Being a nurse consultant is a way for OH nurses to progress while remaining in clinical practice
Many people don't yet understand the role of the nurse consultant, said Tammie Daly, who was appointed the first OH nurse consultant earlier this year.
In her presentation to the conference on the role of nurse consultants, she explained how they play a vital part in improving service and quality of care and strengthening leadership.
And, for OH nurses who want to progress without moving into management, taking the nurse consultant route is a valuable way of progressing while remaining in clinical practice.
Daly described the processes involved in creating a post, how to apply for funding, the key requirements of the post and the challenges involved in performing the role.
Describing the four core functions of the role, she explained that nurse consultants continue to perform expert clinical practice for 50 per cent of their time.
The remainder is divided up between providing professional leadership and consultancy, helping in the education, training and development of staff and "making a tangible difference to how clients are cared for" by research and evaluation.

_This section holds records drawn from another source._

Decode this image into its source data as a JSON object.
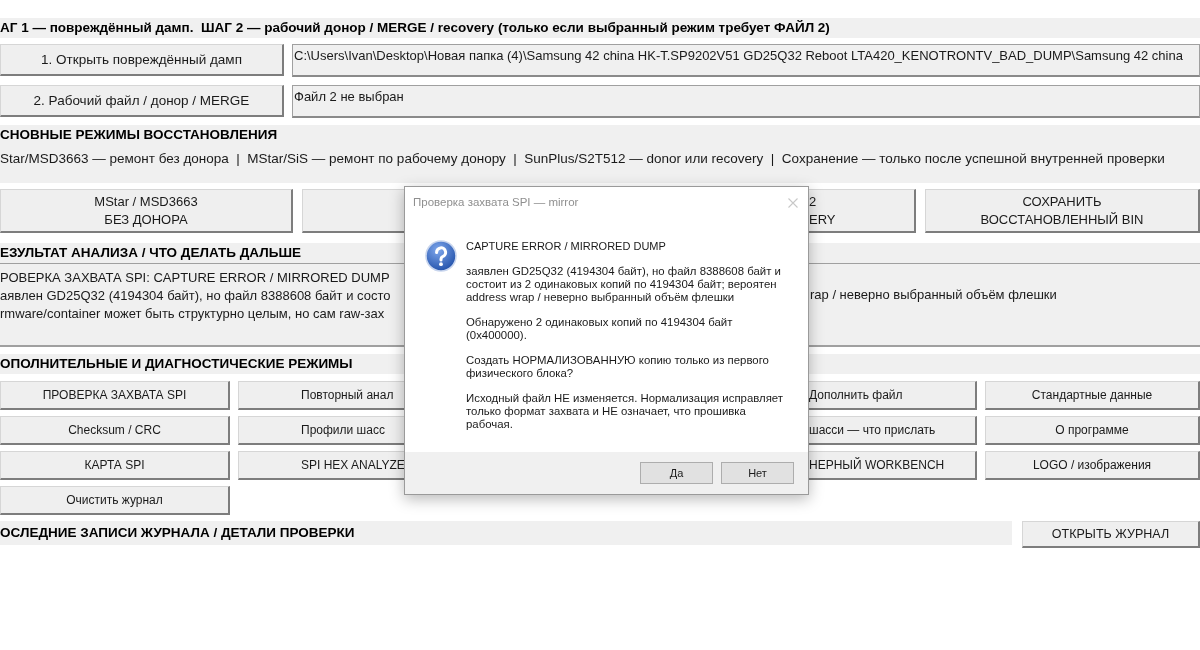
{
  "steps": {
    "heading": "АГ 1 — повреждённый дамп.  ШАГ 2 — рабочий донор / MERGE / recovery (только если выбранный режим требует ФАЙЛ 2)",
    "rows": [
      {
        "button": "1. Открыть повреждённый дамп",
        "path": "C:\\Users\\Ivan\\Desktop\\Новая папка (4)\\Samsung 42 china HK-T.SP9202V51 GD25Q32 Reboot LTA420_KENOTRONTV_BAD_DUMP\\Samsung 42 china"
      },
      {
        "button": "2. Рабочий файл / донор / MERGE",
        "path": "Файл 2 не выбран"
      }
    ]
  },
  "recovery_modes": {
    "heading": "СНОВНЫЕ РЕЖИМЫ ВОССТАНОВЛЕНИЯ",
    "summary": "Star/MSD3663 — ремонт без донора  |  MStar/SiS — ремонт по рабочему донору  |  SunPlus/S2T512 — donor или recovery  |  Сохранение — только после успешной внутренней проверки",
    "buttons": [
      {
        "kind": "full",
        "lines": [
          "MStar / MSD3663",
          "БЕЗ ДОНОРА"
        ]
      },
      {
        "kind": "covered"
      },
      {
        "kind": "partial",
        "lines": [
          "2",
          "ERY"
        ]
      },
      {
        "kind": "full",
        "lines": [
          "СОХРАНИТЬ",
          "ВОССТАНОВЛЕННЫЙ BIN"
        ]
      }
    ]
  },
  "analysis": {
    "heading": "ЕЗУЛЬТАТ АНАЛИЗА / ЧТО ДЕЛАТЬ ДАЛЬШЕ",
    "lines": [
      {
        "left": "РОВЕРКА ЗАХВАТА SPI: CAPTURE ERROR / MIRRORED DUMP"
      },
      {
        "left": "аявлен GD25Q32 (4194304 байт), но файл 8388608 байт и состо",
        "right": "rap / неверно выбранный объём флешки"
      },
      {
        "left": "rmware/container может быть структурно целым, но сам raw-зах"
      }
    ]
  },
  "tools": {
    "heading": "ОПОЛНИТЕЛЬНЫЕ И ДИАГНОСТИЧЕСКИЕ РЕЖИМЫ",
    "columns": [
      {
        "kind": "full",
        "buttons": [
          "ПРОВЕРКА ЗАХВАТА SPI",
          "Checksum / CRC",
          "КАРТА SPI",
          "Очистить журнал"
        ]
      },
      {
        "kind": "cut_right",
        "buttons": [
          "Повторный анал",
          "Профили шасс",
          "SPI HEX ANALYZE"
        ]
      },
      {
        "kind": "cut_left",
        "buttons": [
          "Дополнить файл",
          "шасси — что прислать",
          "НЕРНЫЙ WORKBENCH"
        ]
      },
      {
        "kind": "full",
        "buttons": [
          "Стандартные данные",
          "О программе",
          "LOGO / изображения"
        ]
      }
    ]
  },
  "log": {
    "heading": "ОСЛЕДНИЕ ЗАПИСИ ЖУРНАЛА / ДЕТАЛИ ПРОВЕРКИ",
    "button": "ОТКРЫТЬ ЖУРНАЛ"
  },
  "dialog": {
    "title": "Проверка захвата SPI — mirror",
    "heading": "CAPTURE ERROR / MIRRORED DUMP",
    "paragraphs": [
      "заявлен GD25Q32 (4194304 байт), но файл 8388608 байт и состоит из 2 одинаковых копий по 4194304 байт; вероятен address wrap / неверно выбранный объём флешки",
      "Обнаружено 2 одинаковых копий по 4194304 байт (0x400000).",
      "Создать НОРМАЛИЗОВАННУЮ копию только из первого физического блока?",
      "Исходный файл НЕ изменяется. Нормализация исправляет только формат захвата и НЕ означает, что прошивка рабочая."
    ],
    "buttons": [
      "Да",
      "Нет"
    ]
  }
}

"Part of my role," she said, "is to encourage other people to become nurse consultants." However, in terms of remuneration, she was at pains to point out she is not drawing the optimum salary of £45,000 mentioned in the July Occupational Health news story on her appointment.